How the Bank of Canada’s interest rate hike to 5% will impact Canadian households
The Bank of Canada’s decision to raise interest rates to 5% is a significant move that can have far-reaching implications for Canadian households. In this comprehensive analysis, we will delve into the various ways in which this hike may affect individuals and families across the country. From mortgages to savings, consumer spending to debt management, the implications of this decision are multifaceted and complex.
Mortgages and Housing Market:
The immediate impact of a hike in interest rates is felt in the housing market, particularly for those with variable-rate mortgages or those looking to enter the market. With a 5% interest rate, borrowing becomes more expensive, potentially dampening demand for new mortgages. Homeowners with variable-rate mortgages will see their monthly payments rise, putting pressure on household budgets. First-time buyers may find it more challenging to qualify for loans, leading to a slowdown in housing market activity.
Savings and Investments:
While higher interest rates mean increased borrowing costs, they also present an opportunity for savers and investors. Banks may offer higher interest rates on savings accounts and other fixed-income investments, providing a better return for those with money set aside. However, this benefit may be tempered by decreased consumer spending and economic uncertainty, leading some individuals to prioritize liquidity over long-term investments.
Consumer Spending and Economic Activity:
The broader impact of interest rate hikes on consumer spending and economic activity cannot be understated. As borrowing becomes more expensive, consumers may cut back on discretionary purchases and non-essential spending. This reduction in consumer demand can ripple through the economy, affecting businesses of all sizes and sectors. From retail to hospitality, automotive to entertainment, industries reliant on consumer spending may experience a slowdown, potentially leading to job losses and economic contraction.
Debt Management and Financial Stability:
Canadians are no strangers to debt, with household debt levels reaching record highs in recent years. For those carrying variable-rate debt, such as credit card balances or lines of credit, higher interest rates mean increased repayment costs. This can strain household budgets and make it more difficult for individuals to manage their debt load. Moreover, rising interest rates may impact the ability of highly leveraged individuals and businesses to service their debts, potentially increasing the risk of default and financial instability.
Inflation and Cost of Living:
The Bank of Canada’s primary mandate is to maintain price stability, with a target inflation rate of 2%. Interest rate hikes are often used as a tool to control inflation by reducing consumer spending and curbing price pressures. While higher interest rates can help rein in inflationary pressures, they may also contribute to increased costs of borrowing and production, which can be passed on to consumers in the form of higher prices for goods and services. This can erode purchasing power and negatively impact the cost of living for Canadian households, particularly those on fixed incomes or with limited financial resources.

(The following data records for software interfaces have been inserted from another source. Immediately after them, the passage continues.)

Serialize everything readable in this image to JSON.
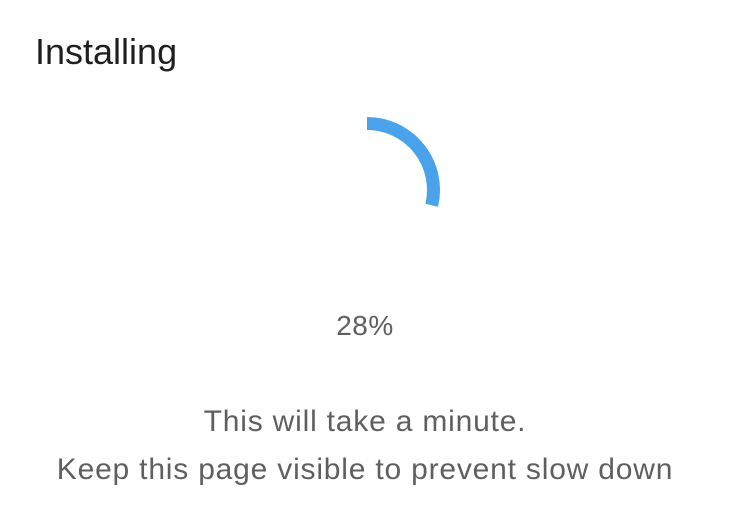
{
  "title": "Installing",
  "progress": {
    "percent_label": "28%",
    "value": 0.28,
    "color": "#4aa3ea"
  },
  "messages": [
    "This will take a minute.",
    "Keep this page visible to prevent slow down"
  ]
}
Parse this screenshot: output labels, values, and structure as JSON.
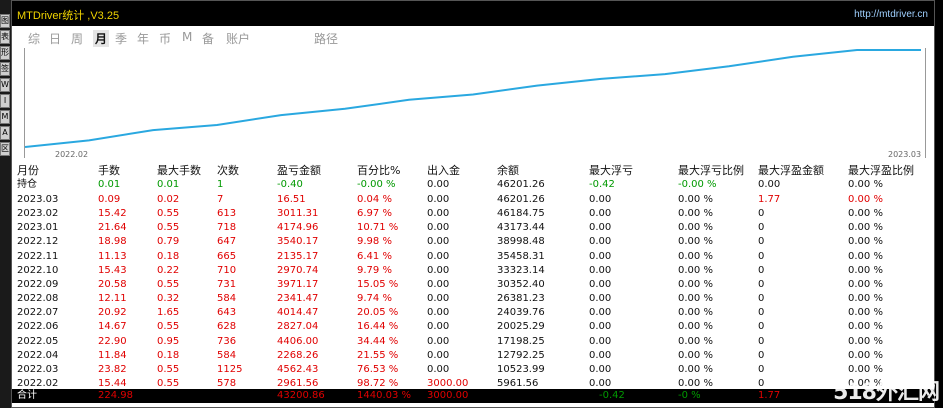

In conclusion, the Bank of Canada’s decision to raise interest rates to 5% will have a profound impact on Canadian households across various dimensions. From mortgages to savings, consumer spending to debt management, the implications of this decision are wide-ranging and complex. While higher interest rates may help control inflation and promote financial stability in the long run, they also present challenges for individuals and families in the short term. As the economy adjusts to this new interest rate environment, it will be crucial for households to carefully manage their finances and adapt to changing economic conditions.